Skip to main content

Calibration of the human eye

1 post / 0 new
PIERRE REISS's picture
Calibration of the human eye

Is it possible to detect disparities of the human eye, depending on the observers? If true, what would be an unpersonal device, in order to analyse the spectral answer of the human eye?

(This set of ideas results from reflections between two AAVSO observers, DMIB and PREB, after a common observation night)

1 _ What happens?
During a short amount of time (15mn), the visual measures on the same star show, in the AAVSO database, a spread of 0.4 to 0.8 magnitude.

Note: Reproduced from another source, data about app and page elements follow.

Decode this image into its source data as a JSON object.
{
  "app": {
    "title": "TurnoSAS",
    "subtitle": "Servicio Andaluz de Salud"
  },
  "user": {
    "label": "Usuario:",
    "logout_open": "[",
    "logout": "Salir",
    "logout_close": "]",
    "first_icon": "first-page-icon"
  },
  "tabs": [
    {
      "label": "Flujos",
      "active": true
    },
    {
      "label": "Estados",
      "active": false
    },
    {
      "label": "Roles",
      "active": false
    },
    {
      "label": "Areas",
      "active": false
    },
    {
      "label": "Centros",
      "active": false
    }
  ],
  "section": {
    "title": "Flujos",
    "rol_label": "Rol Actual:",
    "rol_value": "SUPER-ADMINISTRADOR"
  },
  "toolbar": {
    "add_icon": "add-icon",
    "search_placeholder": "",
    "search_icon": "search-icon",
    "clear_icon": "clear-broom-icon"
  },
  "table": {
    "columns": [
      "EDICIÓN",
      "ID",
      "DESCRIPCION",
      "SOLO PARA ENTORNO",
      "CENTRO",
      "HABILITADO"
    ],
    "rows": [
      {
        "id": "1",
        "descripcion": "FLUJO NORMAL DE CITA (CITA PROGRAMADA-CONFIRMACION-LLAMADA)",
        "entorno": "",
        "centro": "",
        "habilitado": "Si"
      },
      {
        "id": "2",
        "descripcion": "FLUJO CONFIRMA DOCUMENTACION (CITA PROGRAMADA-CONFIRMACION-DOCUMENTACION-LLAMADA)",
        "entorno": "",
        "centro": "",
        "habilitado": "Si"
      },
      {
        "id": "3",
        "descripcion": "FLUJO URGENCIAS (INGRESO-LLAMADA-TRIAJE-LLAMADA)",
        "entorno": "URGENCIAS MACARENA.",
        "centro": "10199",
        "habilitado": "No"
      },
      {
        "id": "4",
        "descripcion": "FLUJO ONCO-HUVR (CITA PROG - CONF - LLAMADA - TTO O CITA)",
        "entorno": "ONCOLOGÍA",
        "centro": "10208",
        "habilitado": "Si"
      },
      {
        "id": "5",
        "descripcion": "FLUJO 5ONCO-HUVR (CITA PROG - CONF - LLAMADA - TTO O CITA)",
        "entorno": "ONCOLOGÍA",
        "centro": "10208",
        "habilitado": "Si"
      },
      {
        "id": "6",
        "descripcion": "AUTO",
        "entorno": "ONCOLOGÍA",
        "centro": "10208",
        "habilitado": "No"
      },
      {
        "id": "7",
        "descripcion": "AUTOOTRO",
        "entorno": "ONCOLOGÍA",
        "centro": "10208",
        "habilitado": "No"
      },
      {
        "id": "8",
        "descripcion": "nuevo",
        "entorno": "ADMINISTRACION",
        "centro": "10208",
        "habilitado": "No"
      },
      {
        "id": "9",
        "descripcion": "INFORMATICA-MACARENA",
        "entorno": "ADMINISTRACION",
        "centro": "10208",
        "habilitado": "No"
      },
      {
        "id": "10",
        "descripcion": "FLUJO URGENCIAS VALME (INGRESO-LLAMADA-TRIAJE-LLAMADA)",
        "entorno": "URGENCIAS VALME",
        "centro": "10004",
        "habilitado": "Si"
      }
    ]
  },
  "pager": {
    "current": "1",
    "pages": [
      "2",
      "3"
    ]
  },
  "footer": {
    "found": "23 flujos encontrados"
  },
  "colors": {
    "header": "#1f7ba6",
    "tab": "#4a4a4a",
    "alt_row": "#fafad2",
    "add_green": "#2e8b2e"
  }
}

Much more as what one expects from the 2 objective factors:
_ ability of an observer to estimate a 0.1 magnitude spread.
_ reference stars on AAVSO maps are given with an accuracy of 0.1 magnitude.
When an observer locates a variable star 'in the middle' of 2 references 7.24 and 7.44, he will read '72' and '74' on the AAVSO map, and then he will publish '7.3'; when the same observer locates the same star 'in the middle' of 2 other references 7.26 and 7.46, he will read '73' and '75' on the AAVSO map, and then he will publish '7.4'. Giving a 0.1 magnitude spread.
_ Measures worsening cases are sufficiently rarely noticed, and then neglected (light pollution, moon, light clouds, plane tracks, low in the sky, near observing limit, observer's tiredness).

2 _ Measure of the spectral signature of the eye's sensitivity.
Design a device, which, for a given wavelength, simulates a stars field on a black background, with an extra light source, shaped as a little ring and which provides a sequence of increasing magnitudes, by 0.1 magnitude steps. Using this device, the observer notices at which step of the sequence, he detects the ring (its place is unknown and random).
A similar sequence is provided for a scale of several wavelengthes.
One gets a curve, giving sensitivity threshold depending on the wavelength: the observer's signature.

3 _ Results and questions.
Giving a large sample of variable stars visual observers, which is the most likely spectral signature? Is there an important spread for some wavelengthes (red for instance)?
The sensitivity threshold is not the same, with the use of different instruments (naked eye, binoculars, Schmidt-Cassegrain telescop with or without star diagonal). Is there a change in the spectral signature, depending on those optical add-ons?

4 _ Other influences.
The Purkinje effect (red stars) needs to use the device only with out-of-axis vision.
Some magnitude measures are done, looking the sensitivity threshold by gradual unfocusing of the instrument. Is there the spectral signature affected by such a practice?

5 _ Design of the physical device.
(It cannot be a software on a laptop, due to the poor scale of magnitudes available on a screen, and its non-logarithmic nature).
Are you candidate? Any suggestion?

AAVSO 49 Bay State Rd. Cambridge, MA 02138 617-354-0484